## Try it
Please retype the records below exactly as they appear, but leave out the pictures.

━━━━━ Data listing

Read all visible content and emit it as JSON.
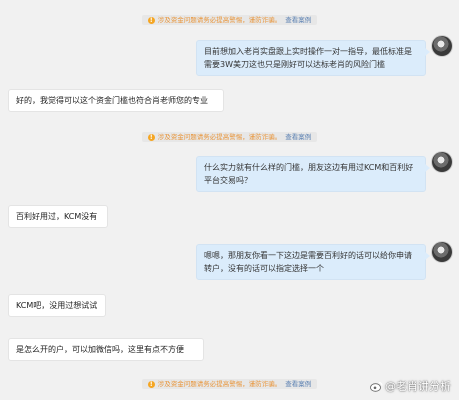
{
  "notice": {
    "icon": "warning-icon",
    "part1": "涉及资金问题请务必提高警惕，",
    "part2": "谨防诈骗。",
    "link": "查看案例"
  },
  "messages": [
    {
      "side": "right",
      "text": "目前想加入老肖实盘跟上实时操作一对一指导，最低标准是需要3W美刀这也只是刚好可以达标老肖的风险门槛"
    },
    {
      "side": "left",
      "text": "好的，我觉得可以这个资金门槛也符合肖老师您的专业"
    },
    {
      "side": "right",
      "text": "什么实力就有什么样的门槛，朋友这边有用过KCM和百利好平台交易吗？"
    },
    {
      "side": "left",
      "text": "百利好用过，KCM没有"
    },
    {
      "side": "right",
      "text": "嗯嗯，那朋友你看一下这边是需要百利好的话可以给你申请转户，没有的话可以指定选择一个"
    },
    {
      "side": "left",
      "text": "KCM吧，没用过想试试"
    },
    {
      "side": "left",
      "text": "是怎么开的户，可以加微信吗，这里有点不方便"
    }
  ],
  "watermark": {
    "icon": "weibo-icon",
    "text": "@老肖讲分析"
  },
  "colors": {
    "bubble_right": "#dbecfb",
    "bubble_left": "#ffffff",
    "background": "#f1f1f1",
    "warning": "#f5a623"
  }
}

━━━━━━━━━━

## Solution below
Read all visible content and emit it as JSON.
{
  "notice": {
    "icon": "warning-icon",
    "part1": "涉及资金问题请务必提高警惕，",
    "part2": "谨防诈骗。",
    "link": "查看案例"
  },
  "messages": [
    {
      "side": "right",
      "text": "目前想加入老肖实盘跟上实时操作一对一指导，最低标准是需要3W美刀这也只是刚好可以达标老肖的风险门槛"
    },
    {
      "side": "left",
      "text": "好的，我觉得可以这个资金门槛也符合肖老师您的专业"
    },
    {
      "side": "right",
      "text": "什么实力就有什么样的门槛，朋友这边有用过KCM和百利好平台交易吗？"
    },
    {
      "side": "left",
      "text": "百利好用过，KCM没有"
    },
    {
      "side": "right",
      "text": "嗯嗯，那朋友你看一下这边是需要百利好的话可以给你申请转户，没有的话可以指定选择一个"
    },
    {
      "side": "left",
      "text": "KCM吧，没用过想试试"
    },
    {
      "side": "left",
      "text": "是怎么开的户，可以加微信吗，这里有点不方便"
    }
  ],
  "watermark": {
    "icon": "weibo-icon",
    "text": "@老肖讲分析"
  },
  "colors": {
    "bubble_right": "#dbecfb",
    "bubble_left": "#ffffff",
    "background": "#f1f1f1",
    "warning": "#f5a623"
  }
}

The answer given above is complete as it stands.